▶ _MATERIALS PROVIDED_
_ _ _ _ _ _ _
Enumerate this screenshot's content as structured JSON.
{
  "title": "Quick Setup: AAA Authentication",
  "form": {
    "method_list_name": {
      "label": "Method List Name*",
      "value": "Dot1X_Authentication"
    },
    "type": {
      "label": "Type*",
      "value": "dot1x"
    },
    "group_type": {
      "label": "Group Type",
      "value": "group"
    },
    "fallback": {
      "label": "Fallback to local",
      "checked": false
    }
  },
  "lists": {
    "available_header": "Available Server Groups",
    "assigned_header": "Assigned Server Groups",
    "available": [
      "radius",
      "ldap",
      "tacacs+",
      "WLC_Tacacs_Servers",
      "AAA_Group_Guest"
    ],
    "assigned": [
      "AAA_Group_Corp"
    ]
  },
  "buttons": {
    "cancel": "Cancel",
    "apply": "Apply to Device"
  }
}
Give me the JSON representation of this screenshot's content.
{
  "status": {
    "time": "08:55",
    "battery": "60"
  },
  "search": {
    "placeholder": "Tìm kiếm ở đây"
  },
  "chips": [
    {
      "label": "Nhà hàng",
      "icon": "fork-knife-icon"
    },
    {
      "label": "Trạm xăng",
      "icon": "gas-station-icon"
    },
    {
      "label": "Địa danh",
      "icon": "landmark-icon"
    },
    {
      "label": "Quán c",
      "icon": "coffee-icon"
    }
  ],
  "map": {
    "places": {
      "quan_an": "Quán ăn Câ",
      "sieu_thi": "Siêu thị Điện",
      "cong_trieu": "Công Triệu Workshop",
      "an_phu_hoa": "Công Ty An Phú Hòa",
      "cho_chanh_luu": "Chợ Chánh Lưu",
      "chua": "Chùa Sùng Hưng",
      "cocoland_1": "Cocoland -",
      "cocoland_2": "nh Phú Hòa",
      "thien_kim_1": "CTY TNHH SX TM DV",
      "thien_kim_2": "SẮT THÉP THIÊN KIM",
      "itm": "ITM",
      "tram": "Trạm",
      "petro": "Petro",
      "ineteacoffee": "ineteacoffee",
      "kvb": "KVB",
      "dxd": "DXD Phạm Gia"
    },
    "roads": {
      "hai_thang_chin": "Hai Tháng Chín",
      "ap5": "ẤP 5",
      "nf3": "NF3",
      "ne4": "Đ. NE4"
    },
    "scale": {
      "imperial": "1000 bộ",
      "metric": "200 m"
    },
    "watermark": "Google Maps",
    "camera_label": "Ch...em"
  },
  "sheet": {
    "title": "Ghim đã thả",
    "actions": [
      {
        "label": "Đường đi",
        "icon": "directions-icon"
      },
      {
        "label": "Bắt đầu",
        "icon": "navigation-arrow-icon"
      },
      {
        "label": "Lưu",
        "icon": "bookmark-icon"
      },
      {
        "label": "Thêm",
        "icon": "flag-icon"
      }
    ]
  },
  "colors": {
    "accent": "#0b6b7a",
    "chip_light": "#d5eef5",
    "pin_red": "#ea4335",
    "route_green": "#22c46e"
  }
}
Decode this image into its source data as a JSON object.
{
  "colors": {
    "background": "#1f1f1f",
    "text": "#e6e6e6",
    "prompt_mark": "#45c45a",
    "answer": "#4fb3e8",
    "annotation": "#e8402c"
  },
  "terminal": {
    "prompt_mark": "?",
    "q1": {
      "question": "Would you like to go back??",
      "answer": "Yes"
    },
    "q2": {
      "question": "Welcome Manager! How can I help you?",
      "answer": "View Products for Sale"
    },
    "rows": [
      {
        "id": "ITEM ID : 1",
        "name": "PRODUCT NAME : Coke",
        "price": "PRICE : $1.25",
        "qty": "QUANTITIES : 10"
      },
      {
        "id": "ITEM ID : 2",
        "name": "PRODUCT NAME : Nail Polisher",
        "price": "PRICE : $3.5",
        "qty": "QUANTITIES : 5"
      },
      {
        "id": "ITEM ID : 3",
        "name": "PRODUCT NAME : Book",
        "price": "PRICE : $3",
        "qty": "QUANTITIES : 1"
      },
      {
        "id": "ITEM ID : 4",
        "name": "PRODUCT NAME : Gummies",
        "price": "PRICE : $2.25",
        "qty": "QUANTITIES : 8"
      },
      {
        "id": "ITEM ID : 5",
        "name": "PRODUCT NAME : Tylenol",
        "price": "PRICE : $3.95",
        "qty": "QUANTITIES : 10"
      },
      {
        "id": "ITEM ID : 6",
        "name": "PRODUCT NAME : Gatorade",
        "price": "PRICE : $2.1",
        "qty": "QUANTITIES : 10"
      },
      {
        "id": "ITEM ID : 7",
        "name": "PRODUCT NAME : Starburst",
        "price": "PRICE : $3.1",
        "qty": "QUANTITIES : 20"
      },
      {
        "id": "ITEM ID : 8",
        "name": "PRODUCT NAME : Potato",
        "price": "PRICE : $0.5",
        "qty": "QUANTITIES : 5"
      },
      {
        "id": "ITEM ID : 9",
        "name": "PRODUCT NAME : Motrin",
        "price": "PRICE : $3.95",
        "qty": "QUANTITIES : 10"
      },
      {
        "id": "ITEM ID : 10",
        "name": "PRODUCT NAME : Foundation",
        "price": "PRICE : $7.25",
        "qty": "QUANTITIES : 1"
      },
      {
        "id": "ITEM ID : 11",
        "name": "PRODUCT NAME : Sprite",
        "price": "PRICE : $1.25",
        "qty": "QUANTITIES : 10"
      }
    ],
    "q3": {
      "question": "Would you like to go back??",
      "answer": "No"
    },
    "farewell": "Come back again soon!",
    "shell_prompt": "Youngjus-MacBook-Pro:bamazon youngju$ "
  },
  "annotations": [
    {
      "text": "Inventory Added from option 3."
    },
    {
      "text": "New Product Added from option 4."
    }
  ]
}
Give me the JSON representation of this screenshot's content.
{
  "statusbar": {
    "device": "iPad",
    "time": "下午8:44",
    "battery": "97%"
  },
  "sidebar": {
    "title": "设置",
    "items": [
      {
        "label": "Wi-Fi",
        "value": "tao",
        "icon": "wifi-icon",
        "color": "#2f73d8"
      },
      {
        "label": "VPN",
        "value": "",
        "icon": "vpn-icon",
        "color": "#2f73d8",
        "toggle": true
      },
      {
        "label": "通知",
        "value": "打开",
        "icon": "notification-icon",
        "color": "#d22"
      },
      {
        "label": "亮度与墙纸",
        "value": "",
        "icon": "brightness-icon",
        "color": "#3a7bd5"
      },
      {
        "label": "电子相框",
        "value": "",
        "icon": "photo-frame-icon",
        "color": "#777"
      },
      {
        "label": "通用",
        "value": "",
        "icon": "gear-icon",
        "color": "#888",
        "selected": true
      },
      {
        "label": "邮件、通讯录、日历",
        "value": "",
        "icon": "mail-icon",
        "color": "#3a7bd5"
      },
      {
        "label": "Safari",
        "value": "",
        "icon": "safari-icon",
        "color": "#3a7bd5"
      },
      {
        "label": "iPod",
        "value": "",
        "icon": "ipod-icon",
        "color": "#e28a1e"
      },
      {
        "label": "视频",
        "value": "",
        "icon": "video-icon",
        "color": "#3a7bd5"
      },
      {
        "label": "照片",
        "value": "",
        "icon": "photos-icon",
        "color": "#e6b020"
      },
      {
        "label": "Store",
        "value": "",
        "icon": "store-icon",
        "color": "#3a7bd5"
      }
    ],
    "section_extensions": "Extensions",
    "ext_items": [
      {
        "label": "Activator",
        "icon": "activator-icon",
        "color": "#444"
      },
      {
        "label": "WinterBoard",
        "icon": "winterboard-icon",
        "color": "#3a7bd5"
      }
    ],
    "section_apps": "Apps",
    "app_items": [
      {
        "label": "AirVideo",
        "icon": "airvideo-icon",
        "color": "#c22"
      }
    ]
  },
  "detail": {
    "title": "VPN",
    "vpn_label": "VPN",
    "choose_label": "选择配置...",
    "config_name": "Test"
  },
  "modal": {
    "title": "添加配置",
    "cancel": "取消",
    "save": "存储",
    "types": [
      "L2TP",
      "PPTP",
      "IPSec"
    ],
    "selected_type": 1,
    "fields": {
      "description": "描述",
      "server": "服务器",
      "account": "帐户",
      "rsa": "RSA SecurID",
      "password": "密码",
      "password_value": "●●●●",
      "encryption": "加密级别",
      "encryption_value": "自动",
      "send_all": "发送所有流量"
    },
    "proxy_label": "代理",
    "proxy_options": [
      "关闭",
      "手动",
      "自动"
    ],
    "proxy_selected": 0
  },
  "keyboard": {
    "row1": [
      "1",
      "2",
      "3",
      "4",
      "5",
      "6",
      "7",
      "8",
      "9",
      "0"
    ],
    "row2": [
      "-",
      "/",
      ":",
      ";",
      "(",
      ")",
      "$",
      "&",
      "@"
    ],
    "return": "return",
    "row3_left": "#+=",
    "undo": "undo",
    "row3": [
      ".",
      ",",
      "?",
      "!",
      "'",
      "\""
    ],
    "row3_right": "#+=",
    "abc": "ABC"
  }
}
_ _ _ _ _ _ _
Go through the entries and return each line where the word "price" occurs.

        "price": "PRICE : $1.25",
        "price": "PRICE : $3.5",
        "price": "PRICE : $3",
        "price": "PRICE : $2.25",
        "price": "PRICE : $3.95",
        "price": "PRICE : $2.1",
        "price": "PRICE : $3.1",
        "price": "PRICE : $0.5",
        "price": "PRICE : $3.95",
        "price": "PRICE : $7.25",
        "price": "PRICE : $1.25",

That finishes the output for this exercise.